During my first term I focused on the concept of memory and pushed myself to think three dimensionally. I was still trying to resolve unfinished pieces I brought into the studio, a large oil painting and a watercolor painting of my grandmother. Then the house image started to solidify in my work. I created a design for a small wooden house that was intended to be incorporated into an installation with sound – a story I told about one of the many houses I lived in as a child. The written story I had started was still stuck in my head, and I worked on it on weekends and evenings.
I worked on my story all winter break. By the time winter term began I had conceived of a way to make my story into an art project – it would be a conceptual book. The protagonist would be the one who had created the story as a memoir.
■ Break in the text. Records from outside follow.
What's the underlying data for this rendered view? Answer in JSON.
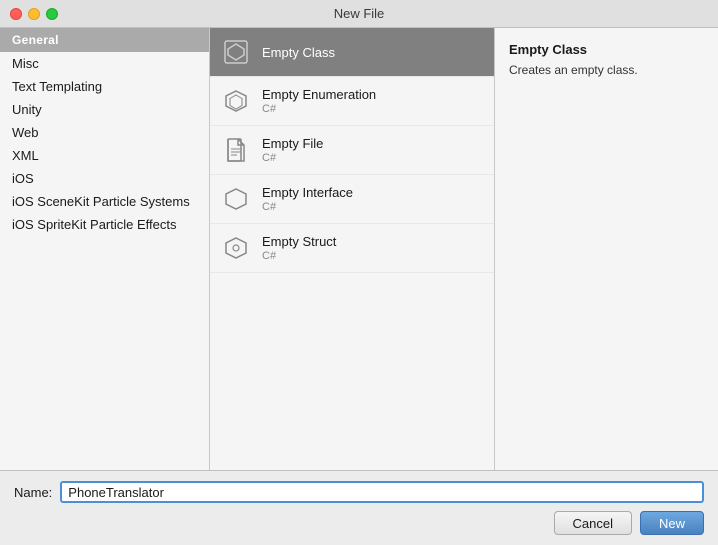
{
  "titleBar": {
    "title": "New File"
  },
  "leftPanel": {
    "header": "General",
    "items": [
      {
        "id": "misc",
        "label": "Misc"
      },
      {
        "id": "text-templating",
        "label": "Text Templating"
      },
      {
        "id": "unity",
        "label": "Unity",
        "selected": false
      },
      {
        "id": "web",
        "label": "Web"
      },
      {
        "id": "xml",
        "label": "XML"
      },
      {
        "id": "ios",
        "label": "iOS"
      },
      {
        "id": "ios-scenekit",
        "label": "iOS SceneKit Particle Systems"
      },
      {
        "id": "ios-spritekit",
        "label": "iOS SpriteKit Particle Effects"
      }
    ]
  },
  "middlePanel": {
    "items": [
      {
        "id": "empty-class",
        "label": "Empty Class",
        "subtitle": "",
        "selected": true
      },
      {
        "id": "empty-enumeration",
        "label": "Empty Enumeration",
        "subtitle": "C#"
      },
      {
        "id": "empty-file",
        "label": "Empty File",
        "subtitle": "C#"
      },
      {
        "id": "empty-interface",
        "label": "Empty Interface",
        "subtitle": "C#"
      },
      {
        "id": "empty-struct",
        "label": "Empty Struct",
        "subtitle": "C#"
      }
    ]
  },
  "rightPanel": {
    "title": "Empty Class",
    "description": "Creates an empty class."
  },
  "bottomBar": {
    "nameLabel": "Name:",
    "nameValue": "PhoneTranslator",
    "cancelLabel": "Cancel",
    "newLabel": "New"
  }
}
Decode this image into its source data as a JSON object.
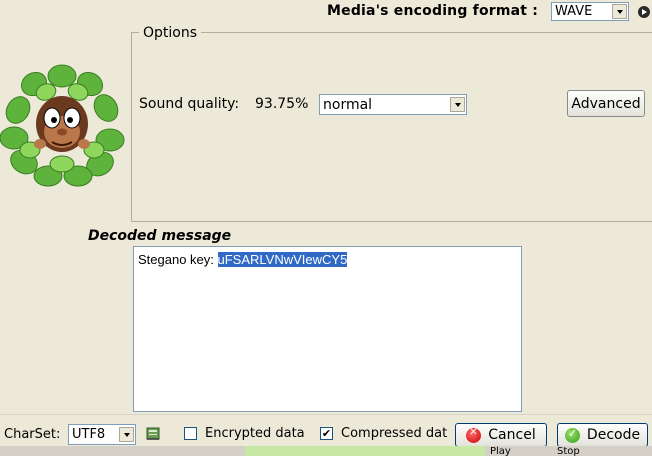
{
  "header": {
    "format_label": "Media's encoding format :",
    "format_value": "WAVE"
  },
  "options": {
    "legend": "Options",
    "sound_quality_label": "Sound quality:",
    "sound_quality_value": "93.75%",
    "quality_select_value": "normal",
    "advanced_label": "Advanced"
  },
  "decoded": {
    "label": "Decoded message",
    "key_prefix": "Stegano key: ",
    "key_value": "uFSARLVNwVIewCY5"
  },
  "bottom": {
    "charset_label": "CharSet:",
    "charset_value": "UTF8",
    "encrypted_label": "Encrypted data",
    "encrypted_checked": false,
    "compressed_label": "Compressed dat",
    "compressed_checked": true,
    "compressed_mark": "✔",
    "cancel_label": "Cancel",
    "decode_label": "Decode"
  },
  "underlying": {
    "play_label": "Play",
    "stop_label": "Stop"
  },
  "colors": {
    "background": "#ece9d8",
    "selection": "#316ac5",
    "leaf_green": "#6cc24a",
    "cancel_red": "#c80000",
    "decode_green": "#2f9a16"
  },
  "icons": {
    "mascot": "mascot-in-leaves",
    "charset": "book-icon",
    "cancel": "cancel-icon",
    "decode": "check-icon",
    "play_mini": "play-icon"
  }
}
As an artist, she would actually create the paintings from the story. I would hire an actor to play the protagonist and do a book reading (preferably at Powell’s) to accompany her art exhibition. The book would be published by me as a limited edition art book with original loose leaf pages as well as a cheap soft cover. The one problem I faced was that although I had a few passionate supporters for this project, there were also detractors who believed that it simply wasn’t written very well. It was dry. And according to Laylah Ali, was like a first draft done by someone who hadn’t written in a VERY long time. My story seemed destined to not be a literary classic. I didn’t fear.
Enter Steven King and his book On Writing. To the chagrin of some folks, I read this book and enjoyed it very much. Mr. King gave me the permission I needed to write my first draft with the “door shut.” I’m still doing that.
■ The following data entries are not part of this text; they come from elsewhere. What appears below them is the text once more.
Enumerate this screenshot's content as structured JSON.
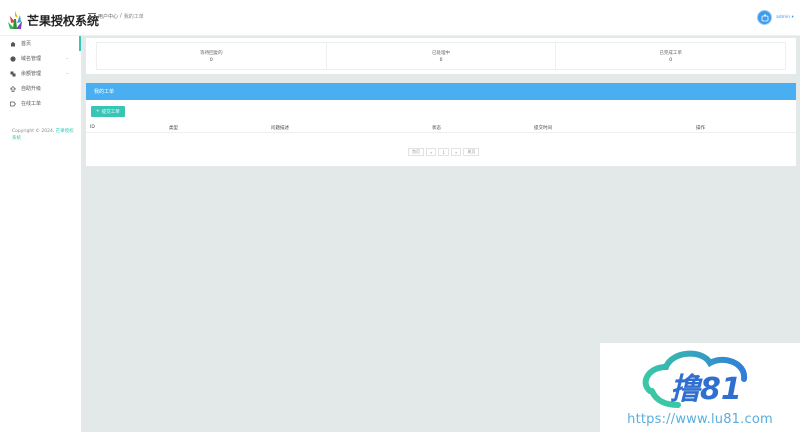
{
  "header": {
    "logo_text": "芒果授权系统",
    "breadcrumb": [
      "用户中心",
      "/",
      "我的工单"
    ],
    "user_name": "admin ▾"
  },
  "sidebar": {
    "items": [
      {
        "label": "首页",
        "icon": "home-icon",
        "has_arrow": false,
        "active": true
      },
      {
        "label": "域名管理",
        "icon": "globe-icon",
        "has_arrow": true,
        "active": false
      },
      {
        "label": "余额管理",
        "icon": "wallet-icon",
        "has_arrow": true,
        "active": false
      },
      {
        "label": "自助升级",
        "icon": "upgrade-icon",
        "has_arrow": false,
        "active": false
      },
      {
        "label": "在线工单",
        "icon": "ticket-icon",
        "has_arrow": false,
        "active": false
      }
    ],
    "copyright": "Copyright © 2024.",
    "copyright_link": "芒果授权系统"
  },
  "stats": [
    {
      "label": "等待回复的",
      "value": "0"
    },
    {
      "label": "已处理中",
      "value": "0"
    },
    {
      "label": "已完成工单",
      "value": "0"
    }
  ],
  "panel": {
    "title": "我的工单",
    "add_button": "提交工单",
    "columns": [
      "ID",
      "类型",
      "问题描述",
      "状态",
      "提交时间",
      "操作"
    ]
  },
  "pagination": [
    "首页",
    "«",
    "1",
    "»",
    "尾页"
  ],
  "watermark": {
    "logo_text": "撸81",
    "url": "https://www.lu81.com"
  },
  "colors": {
    "accent": "#38c5b6",
    "panel_header": "#4aaff0",
    "main_bg": "#e3e9e8"
  }
}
Spurred by concern that I was not working on the art component of this writing project and would therefore end up just “illustrating” the book, I spent spring term creating small gouache paintings inspired by the Josef Albers book Interaction of Color and Bauhaus aesthetics to accompany the text. The paintings were based on the house icon, simplifying it in form and color as well as deconstructing it. I liked the idea of such stark geometric abstractions complimenting the more fantastical text. The paintings also help to perpetuate the lie of this conceptual work.
Moving on: Thrilled to be accepted into the much touted PSU Publishing Department I began by taking two classes in the program, Intro to Publishing and Archeology of the Book. While my spring academic workload has been substantial, I have fully enjoyed both of these classes. I look forward to becoming entrenched in the world of publishing as well as being part of the future of books.
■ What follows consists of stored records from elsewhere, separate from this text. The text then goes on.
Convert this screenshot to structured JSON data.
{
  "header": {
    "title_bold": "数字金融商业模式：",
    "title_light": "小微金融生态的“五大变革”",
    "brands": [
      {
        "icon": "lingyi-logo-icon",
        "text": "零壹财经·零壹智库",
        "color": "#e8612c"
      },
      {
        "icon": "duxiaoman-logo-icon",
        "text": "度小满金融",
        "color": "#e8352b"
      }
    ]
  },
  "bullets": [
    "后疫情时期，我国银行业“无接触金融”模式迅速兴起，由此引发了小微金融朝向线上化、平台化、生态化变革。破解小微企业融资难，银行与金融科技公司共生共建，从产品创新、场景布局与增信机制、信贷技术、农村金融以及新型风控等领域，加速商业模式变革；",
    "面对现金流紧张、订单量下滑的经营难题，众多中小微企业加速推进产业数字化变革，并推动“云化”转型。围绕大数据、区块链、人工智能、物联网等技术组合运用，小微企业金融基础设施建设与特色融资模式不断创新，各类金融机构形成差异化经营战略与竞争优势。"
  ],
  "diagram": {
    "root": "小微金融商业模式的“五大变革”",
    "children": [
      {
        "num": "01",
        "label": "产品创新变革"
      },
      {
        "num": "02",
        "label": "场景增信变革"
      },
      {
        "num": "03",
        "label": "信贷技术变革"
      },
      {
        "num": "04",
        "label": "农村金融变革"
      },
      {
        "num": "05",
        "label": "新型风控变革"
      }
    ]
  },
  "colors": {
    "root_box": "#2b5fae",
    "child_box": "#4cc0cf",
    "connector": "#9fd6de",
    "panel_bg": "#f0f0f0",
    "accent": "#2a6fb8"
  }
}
The last art piece I’ve been working on while in the art program stems from an idea I’ve been rolling around in my head all year. A two-piece miniature sculpture combining visual and auditory narrative about a place I lived as a child. It’s a collaboration with my mom – by nature an emotionally challenging piece to work on. The finished sculpture will consist of two facing “green,” roughly formed, porcelain houses mounted on a long, black shelf. Each house will contain an IPod playing our voices, two versions of this particular time in our joint history. They will be intimate pieces that require the viewer to engage closely with each house in order to hear the stories.
Even as I leave the art program, I plan on continuing to write conceptual books and have a new project I’m starting to do research for. It’s a fiction book of letters between surrealist artist Remedios Varo and Renaissance alchemist Sophie Brahe. It will be a mystery, collapsing time to bring these two women from distant eras and countries together.
More great book covers: